If you work for an hourly wage, the time that you spend working is very important. If, like most workers, you are covered by the Fair Labor Standards Act (FLSA), you will have the right to be paid overtime when you are working more than 40 hours in a week. The FLSA offers many additional legal protections for those who work for an hourly wage. This includes the right to minimum wage, break times and the right to be paid for all hours worked.
If you get paid by the hour but you believe that not all of the time you spend working is included, you may be working “off the clock.” Working off the clock means that some of the time you spend working is not being compensated for. This could mean that you are missing out on wages, or potentially not qualifying for overtime pay when you otherwise should. Therefore, it’s important that you understand your rights under the FLSA and that you take appropriate action to gain the payment that you are owed.
What are the most common types of off-the-clock work?
There are many types of off-the-clock work. If you arrive at work and start making preparations before your shift starts, this is likely to be a form of off-the-clock work. For example, you may start preparing a worksite, setting up a restaurant or finishing up tasks after your shift has been completed. If you work for an hourly wage, any time spent on these types of tasks should be included as paid time.

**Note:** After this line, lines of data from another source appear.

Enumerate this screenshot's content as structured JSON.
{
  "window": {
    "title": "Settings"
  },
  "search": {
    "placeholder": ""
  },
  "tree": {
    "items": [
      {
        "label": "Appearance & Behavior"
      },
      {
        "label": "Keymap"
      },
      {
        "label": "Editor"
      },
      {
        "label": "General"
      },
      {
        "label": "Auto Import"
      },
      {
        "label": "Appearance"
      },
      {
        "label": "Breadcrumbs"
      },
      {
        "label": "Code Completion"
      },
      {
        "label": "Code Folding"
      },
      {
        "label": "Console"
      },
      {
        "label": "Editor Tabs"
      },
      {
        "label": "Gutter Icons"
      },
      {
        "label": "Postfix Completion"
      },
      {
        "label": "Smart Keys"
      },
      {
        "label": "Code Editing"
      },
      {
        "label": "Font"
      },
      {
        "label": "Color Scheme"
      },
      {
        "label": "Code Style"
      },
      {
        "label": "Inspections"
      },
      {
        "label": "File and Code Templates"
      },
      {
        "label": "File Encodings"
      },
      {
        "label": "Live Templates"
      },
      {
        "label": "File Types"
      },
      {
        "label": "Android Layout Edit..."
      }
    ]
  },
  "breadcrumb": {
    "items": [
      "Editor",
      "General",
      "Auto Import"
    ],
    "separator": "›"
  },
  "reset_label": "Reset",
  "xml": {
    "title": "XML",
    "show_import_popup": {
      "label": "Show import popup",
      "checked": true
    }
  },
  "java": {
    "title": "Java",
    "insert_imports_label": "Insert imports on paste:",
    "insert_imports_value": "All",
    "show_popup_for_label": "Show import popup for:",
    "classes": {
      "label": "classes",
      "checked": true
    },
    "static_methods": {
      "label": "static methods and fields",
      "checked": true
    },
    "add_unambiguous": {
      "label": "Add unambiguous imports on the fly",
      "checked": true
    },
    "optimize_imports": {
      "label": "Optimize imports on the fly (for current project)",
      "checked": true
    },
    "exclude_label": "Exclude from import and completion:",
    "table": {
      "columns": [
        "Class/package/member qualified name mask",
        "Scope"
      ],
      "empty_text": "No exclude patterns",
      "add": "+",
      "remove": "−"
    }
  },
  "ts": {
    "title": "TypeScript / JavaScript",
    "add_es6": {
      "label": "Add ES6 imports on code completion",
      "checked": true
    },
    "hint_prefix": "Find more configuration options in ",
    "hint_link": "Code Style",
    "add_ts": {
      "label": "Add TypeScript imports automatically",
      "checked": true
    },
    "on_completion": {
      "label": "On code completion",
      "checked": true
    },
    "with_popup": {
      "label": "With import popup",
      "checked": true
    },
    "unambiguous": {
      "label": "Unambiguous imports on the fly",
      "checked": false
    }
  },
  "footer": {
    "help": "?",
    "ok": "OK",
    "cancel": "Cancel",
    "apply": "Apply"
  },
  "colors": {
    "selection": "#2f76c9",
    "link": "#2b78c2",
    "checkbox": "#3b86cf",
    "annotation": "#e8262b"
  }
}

If you work in a nail salon or another job where you wait to serve clients, you should be paid for the time that you have to wait to work. For example, if you work for six hours in a nail salon but are only actively working with a client for three of those hours, your employer still owes you wages for six hours of work.
Off-the-clock work is often illegal. Therefore, make sure that you take action if you believe that you have not been paid what you should. Doing so could entitle you to recover up to three years of back pay.